START Data to examine
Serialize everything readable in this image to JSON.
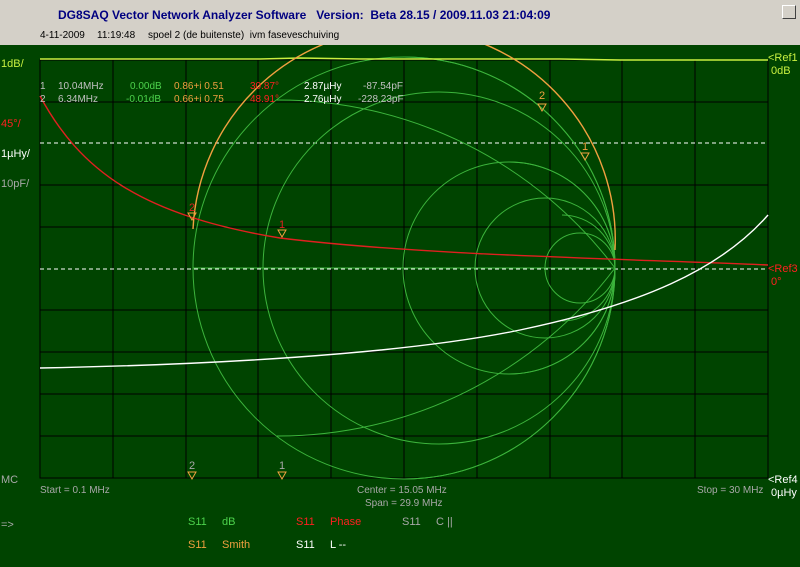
{
  "window": {
    "title": "DG8SAQ Vector Network Analyzer Software   Version:  Beta 28.15 / 2009.11.03 21:04:09",
    "date": "4-11-2009",
    "time": "11:19:48",
    "note": "spoel 2 (de buitenste)  ivm faseveschuiving"
  },
  "left_scale": {
    "db": "1dB/",
    "deg": "45°/",
    "uh": "1µHy/",
    "pf": "10pF/",
    "mc": "MC",
    "arrow": "=>"
  },
  "right_scale": {
    "ref1": "<Ref1",
    "ref1_val": "0dB",
    "ref3": "<Ref3",
    "ref3_val": "0°",
    "ref4": "<Ref4",
    "ref4_val": "0µHy"
  },
  "markers": [
    {
      "num": "1",
      "freq": "10.04MHz",
      "db": "0.00dB",
      "smith": "0.86+i 0.51",
      "phase": "30.87°",
      "l": "2.87µHy",
      "c": "-87.54pF"
    },
    {
      "num": "2",
      "freq": "6.34MHz",
      "db": "-0.01dB",
      "smith": "0.66+i 0.75",
      "phase": "48.91°",
      "l": "2.76µHy",
      "c": "-228.23pF"
    }
  ],
  "axis": {
    "start": "Start = 0.1 MHz",
    "center": "Center = 15.05 MHz",
    "span": "Span = 29.9 MHz",
    "stop": "Stop = 30 MHz"
  },
  "legend": [
    {
      "param": "S11",
      "mode": "dB",
      "color": "#4cd24c"
    },
    {
      "param": "S11",
      "mode": "Phase",
      "color": "#ff2020"
    },
    {
      "param": "S11",
      "mode": "C ||",
      "color": "#a8a8a8"
    },
    {
      "param": "S11",
      "mode": "Smith",
      "color": "#f0a040"
    },
    {
      "param": "S11",
      "mode": "L --",
      "color": "#ffffff"
    }
  ],
  "colors": {
    "background": "#004400",
    "grid": "#000000",
    "db_trace": "#c8f040",
    "phase_trace": "#e02020",
    "smith_trace": "#f0a040",
    "l_trace": "#ffffff",
    "smith_grid": "#3cb43c"
  }
}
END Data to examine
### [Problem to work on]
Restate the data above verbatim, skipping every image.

### [Expected answer]
Serialize everything readable in this image to JSON.
{
  "window": {
    "title": "DG8SAQ Vector Network Analyzer Software   Version:  Beta 28.15 / 2009.11.03 21:04:09",
    "date": "4-11-2009",
    "time": "11:19:48",
    "note": "spoel 2 (de buitenste)  ivm faseveschuiving"
  },
  "left_scale": {
    "db": "1dB/",
    "deg": "45°/",
    "uh": "1µHy/",
    "pf": "10pF/",
    "mc": "MC",
    "arrow": "=>"
  },
  "right_scale": {
    "ref1": "<Ref1",
    "ref1_val": "0dB",
    "ref3": "<Ref3",
    "ref3_val": "0°",
    "ref4": "<Ref4",
    "ref4_val": "0µHy"
  },
  "markers": [
    {
      "num": "1",
      "freq": "10.04MHz",
      "db": "0.00dB",
      "smith": "0.86+i 0.51",
      "phase": "30.87°",
      "l": "2.87µHy",
      "c": "-87.54pF"
    },
    {
      "num": "2",
      "freq": "6.34MHz",
      "db": "-0.01dB",
      "smith": "0.66+i 0.75",
      "phase": "48.91°",
      "l": "2.76µHy",
      "c": "-228.23pF"
    }
  ],
  "axis": {
    "start": "Start = 0.1 MHz",
    "center": "Center = 15.05 MHz",
    "span": "Span = 29.9 MHz",
    "stop": "Stop = 30 MHz"
  },
  "legend": [
    {
      "param": "S11",
      "mode": "dB",
      "color": "#4cd24c"
    },
    {
      "param": "S11",
      "mode": "Phase",
      "color": "#ff2020"
    },
    {
      "param": "S11",
      "mode": "C ||",
      "color": "#a8a8a8"
    },
    {
      "param": "S11",
      "mode": "Smith",
      "color": "#f0a040"
    },
    {
      "param": "S11",
      "mode": "L --",
      "color": "#ffffff"
    }
  ],
  "colors": {
    "background": "#004400",
    "grid": "#000000",
    "db_trace": "#c8f040",
    "phase_trace": "#e02020",
    "smith_trace": "#f0a040",
    "l_trace": "#ffffff",
    "smith_grid": "#3cb43c"
  }
}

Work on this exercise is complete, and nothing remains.